- _WHAT TO PRODUCE_: A word-for-word repetition of all the entries is needed.

- _DATA SUPPLIED_:
#####
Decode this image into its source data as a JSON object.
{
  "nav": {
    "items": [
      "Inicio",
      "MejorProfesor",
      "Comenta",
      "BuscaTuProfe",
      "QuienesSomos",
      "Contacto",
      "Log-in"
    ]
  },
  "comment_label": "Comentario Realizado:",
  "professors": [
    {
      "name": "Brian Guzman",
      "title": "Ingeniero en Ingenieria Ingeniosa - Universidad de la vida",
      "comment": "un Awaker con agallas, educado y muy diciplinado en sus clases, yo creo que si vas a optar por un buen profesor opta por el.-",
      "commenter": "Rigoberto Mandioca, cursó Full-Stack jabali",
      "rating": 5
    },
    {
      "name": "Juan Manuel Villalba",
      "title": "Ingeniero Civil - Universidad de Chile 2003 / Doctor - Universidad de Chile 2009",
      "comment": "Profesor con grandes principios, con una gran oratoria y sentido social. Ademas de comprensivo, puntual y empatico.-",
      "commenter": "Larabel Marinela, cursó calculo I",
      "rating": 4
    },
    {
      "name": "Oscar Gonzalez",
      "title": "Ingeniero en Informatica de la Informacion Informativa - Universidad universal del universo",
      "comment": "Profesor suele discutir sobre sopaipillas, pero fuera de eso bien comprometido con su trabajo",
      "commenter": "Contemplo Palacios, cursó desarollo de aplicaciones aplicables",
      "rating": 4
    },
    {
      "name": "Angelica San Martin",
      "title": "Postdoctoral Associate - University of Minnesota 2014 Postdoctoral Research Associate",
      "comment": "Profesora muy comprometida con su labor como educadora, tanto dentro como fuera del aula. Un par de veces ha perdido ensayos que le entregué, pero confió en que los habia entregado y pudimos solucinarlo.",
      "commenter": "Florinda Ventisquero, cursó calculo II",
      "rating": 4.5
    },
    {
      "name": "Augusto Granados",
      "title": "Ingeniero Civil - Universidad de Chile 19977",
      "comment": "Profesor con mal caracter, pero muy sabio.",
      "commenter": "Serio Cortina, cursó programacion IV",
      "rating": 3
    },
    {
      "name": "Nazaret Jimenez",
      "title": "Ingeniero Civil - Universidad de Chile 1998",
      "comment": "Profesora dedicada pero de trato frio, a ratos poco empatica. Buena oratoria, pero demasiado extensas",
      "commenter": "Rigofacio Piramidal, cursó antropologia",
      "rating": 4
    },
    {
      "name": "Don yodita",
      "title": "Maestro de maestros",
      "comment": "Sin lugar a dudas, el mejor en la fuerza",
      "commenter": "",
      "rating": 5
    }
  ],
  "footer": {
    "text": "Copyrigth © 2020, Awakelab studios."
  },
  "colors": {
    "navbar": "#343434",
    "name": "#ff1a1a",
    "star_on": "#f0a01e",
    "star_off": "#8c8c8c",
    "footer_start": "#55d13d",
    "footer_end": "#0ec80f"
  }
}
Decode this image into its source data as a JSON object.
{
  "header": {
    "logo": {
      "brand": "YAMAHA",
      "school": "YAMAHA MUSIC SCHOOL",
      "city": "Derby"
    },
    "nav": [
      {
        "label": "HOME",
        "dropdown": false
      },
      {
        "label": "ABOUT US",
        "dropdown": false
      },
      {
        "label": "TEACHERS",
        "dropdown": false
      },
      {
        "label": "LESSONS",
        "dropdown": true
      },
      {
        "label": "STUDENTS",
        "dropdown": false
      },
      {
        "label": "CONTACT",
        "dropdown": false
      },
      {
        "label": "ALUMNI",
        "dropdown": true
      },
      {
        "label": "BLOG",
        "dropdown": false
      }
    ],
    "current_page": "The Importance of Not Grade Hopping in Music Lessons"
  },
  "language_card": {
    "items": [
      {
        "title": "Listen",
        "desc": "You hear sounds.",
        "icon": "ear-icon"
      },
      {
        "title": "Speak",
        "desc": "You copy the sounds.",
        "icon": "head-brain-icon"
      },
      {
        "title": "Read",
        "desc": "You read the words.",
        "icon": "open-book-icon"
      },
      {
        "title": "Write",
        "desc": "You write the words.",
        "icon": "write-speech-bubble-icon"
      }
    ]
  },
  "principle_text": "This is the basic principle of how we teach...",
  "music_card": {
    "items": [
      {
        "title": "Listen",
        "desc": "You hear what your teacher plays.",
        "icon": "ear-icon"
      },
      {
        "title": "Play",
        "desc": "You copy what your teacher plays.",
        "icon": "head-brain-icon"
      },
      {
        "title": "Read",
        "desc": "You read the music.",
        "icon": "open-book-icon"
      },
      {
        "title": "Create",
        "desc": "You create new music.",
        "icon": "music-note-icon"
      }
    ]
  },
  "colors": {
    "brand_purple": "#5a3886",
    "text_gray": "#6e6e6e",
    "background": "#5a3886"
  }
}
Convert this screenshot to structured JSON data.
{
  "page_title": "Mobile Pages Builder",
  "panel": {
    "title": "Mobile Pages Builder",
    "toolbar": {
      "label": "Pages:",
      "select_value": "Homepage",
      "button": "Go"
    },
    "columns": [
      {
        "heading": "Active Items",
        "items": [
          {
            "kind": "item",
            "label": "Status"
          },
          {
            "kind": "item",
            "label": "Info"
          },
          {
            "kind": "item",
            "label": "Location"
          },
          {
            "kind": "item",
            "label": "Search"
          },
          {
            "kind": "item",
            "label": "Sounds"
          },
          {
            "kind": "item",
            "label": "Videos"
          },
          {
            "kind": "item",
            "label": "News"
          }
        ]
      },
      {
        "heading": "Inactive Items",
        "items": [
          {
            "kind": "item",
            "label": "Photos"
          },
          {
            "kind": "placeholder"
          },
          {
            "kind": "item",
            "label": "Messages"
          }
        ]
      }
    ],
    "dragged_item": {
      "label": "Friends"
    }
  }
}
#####
- _TASK ANSWER_:
Decode this image into its source data as a JSON object.
{
  "nav": {
    "items": [
      "Inicio",
      "MejorProfesor",
      "Comenta",
      "BuscaTuProfe",
      "QuienesSomos",
      "Contacto",
      "Log-in"
    ]
  },
  "comment_label": "Comentario Realizado:",
  "professors": [
    {
      "name": "Brian Guzman",
      "title": "Ingeniero en Ingenieria Ingeniosa - Universidad de la vida",
      "comment": "un Awaker con agallas, educado y muy diciplinado en sus clases, yo creo que si vas a optar por un buen profesor opta por el.-",
      "commenter": "Rigoberto Mandioca, cursó Full-Stack jabali",
      "rating": 5
    },
    {
      "name": "Juan Manuel Villalba",
      "title": "Ingeniero Civil - Universidad de Chile 2003 / Doctor - Universidad de Chile 2009",
      "comment": "Profesor con grandes principios, con una gran oratoria y sentido social. Ademas de comprensivo, puntual y empatico.-",
      "commenter": "Larabel Marinela, cursó calculo I",
      "rating": 4
    },
    {
      "name": "Oscar Gonzalez",
      "title": "Ingeniero en Informatica de la Informacion Informativa - Universidad universal del universo",
      "comment": "Profesor suele discutir sobre sopaipillas, pero fuera de eso bien comprometido con su trabajo",
      "commenter": "Contemplo Palacios, cursó desarollo de aplicaciones aplicables",
      "rating": 4
    },
    {
      "name": "Angelica San Martin",
      "title": "Postdoctoral Associate - University of Minnesota 2014 Postdoctoral Research Associate",
      "comment": "Profesora muy comprometida con su labor como educadora, tanto dentro como fuera del aula. Un par de veces ha perdido ensayos que le entregué, pero confió en que los habia entregado y pudimos solucinarlo.",
      "commenter": "Florinda Ventisquero, cursó calculo II",
      "rating": 4.5
    },
    {
      "name": "Augusto Granados",
      "title": "Ingeniero Civil - Universidad de Chile 19977",
      "comment": "Profesor con mal caracter, pero muy sabio.",
      "commenter": "Serio Cortina, cursó programacion IV",
      "rating": 3
    },
    {
      "name": "Nazaret Jimenez",
      "title": "Ingeniero Civil - Universidad de Chile 1998",
      "comment": "Profesora dedicada pero de trato frio, a ratos poco empatica. Buena oratoria, pero demasiado extensas",
      "commenter": "Rigofacio Piramidal, cursó antropologia",
      "rating": 4
    },
    {
      "name": "Don yodita",
      "title": "Maestro de maestros",
      "comment": "Sin lugar a dudas, el mejor en la fuerza",
      "commenter": "",
      "rating": 5
    }
  ],
  "footer": {
    "text": "Copyrigth © 2020, Awakelab studios."
  },
  "colors": {
    "navbar": "#343434",
    "name": "#ff1a1a",
    "star_on": "#f0a01e",
    "star_off": "#8c8c8c",
    "footer_start": "#55d13d",
    "footer_end": "#0ec80f"
  }
}
Decode this image into its source data as a JSON object.
{
  "header": {
    "logo": {
      "brand": "YAMAHA",
      "school": "YAMAHA MUSIC SCHOOL",
      "city": "Derby"
    },
    "nav": [
      {
        "label": "HOME",
        "dropdown": false
      },
      {
        "label": "ABOUT US",
        "dropdown": false
      },
      {
        "label": "TEACHERS",
        "dropdown": false
      },
      {
        "label": "LESSONS",
        "dropdown": true
      },
      {
        "label": "STUDENTS",
        "dropdown": false
      },
      {
        "label": "CONTACT",
        "dropdown": false
      },
      {
        "label": "ALUMNI",
        "dropdown": true
      },
      {
        "label": "BLOG",
        "dropdown": false
      }
    ],
    "current_page": "The Importance of Not Grade Hopping in Music Lessons"
  },
  "language_card": {
    "items": [
      {
        "title": "Listen",
        "desc": "You hear sounds.",
        "icon": "ear-icon"
      },
      {
        "title": "Speak",
        "desc": "You copy the sounds.",
        "icon": "head-brain-icon"
      },
      {
        "title": "Read",
        "desc": "You read the words.",
        "icon": "open-book-icon"
      },
      {
        "title": "Write",
        "desc": "You write the words.",
        "icon": "write-speech-bubble-icon"
      }
    ]
  },
  "principle_text": "This is the basic principle of how we teach...",
  "music_card": {
    "items": [
      {
        "title": "Listen",
        "desc": "You hear what your teacher plays.",
        "icon": "ear-icon"
      },
      {
        "title": "Play",
        "desc": "You copy what your teacher plays.",
        "icon": "head-brain-icon"
      },
      {
        "title": "Read",
        "desc": "You read the music.",
        "icon": "open-book-icon"
      },
      {
        "title": "Create",
        "desc": "You create new music.",
        "icon": "music-note-icon"
      }
    ]
  },
  "colors": {
    "brand_purple": "#5a3886",
    "text_gray": "#6e6e6e",
    "background": "#5a3886"
  }
}
Convert this screenshot to structured JSON data.
{
  "page_title": "Mobile Pages Builder",
  "panel": {
    "title": "Mobile Pages Builder",
    "toolbar": {
      "label": "Pages:",
      "select_value": "Homepage",
      "button": "Go"
    },
    "columns": [
      {
        "heading": "Active Items",
        "items": [
          {
            "kind": "item",
            "label": "Status"
          },
          {
            "kind": "item",
            "label": "Info"
          },
          {
            "kind": "item",
            "label": "Location"
          },
          {
            "kind": "item",
            "label": "Search"
          },
          {
            "kind": "item",
            "label": "Sounds"
          },
          {
            "kind": "item",
            "label": "Videos"
          },
          {
            "kind": "item",
            "label": "News"
          }
        ]
      },
      {
        "heading": "Inactive Items",
        "items": [
          {
            "kind": "item",
            "label": "Photos"
          },
          {
            "kind": "placeholder"
          },
          {
            "kind": "item",
            "label": "Messages"
          }
        ]
      }
    ],
    "dragged_item": {
      "label": "Friends"
    }
  }
}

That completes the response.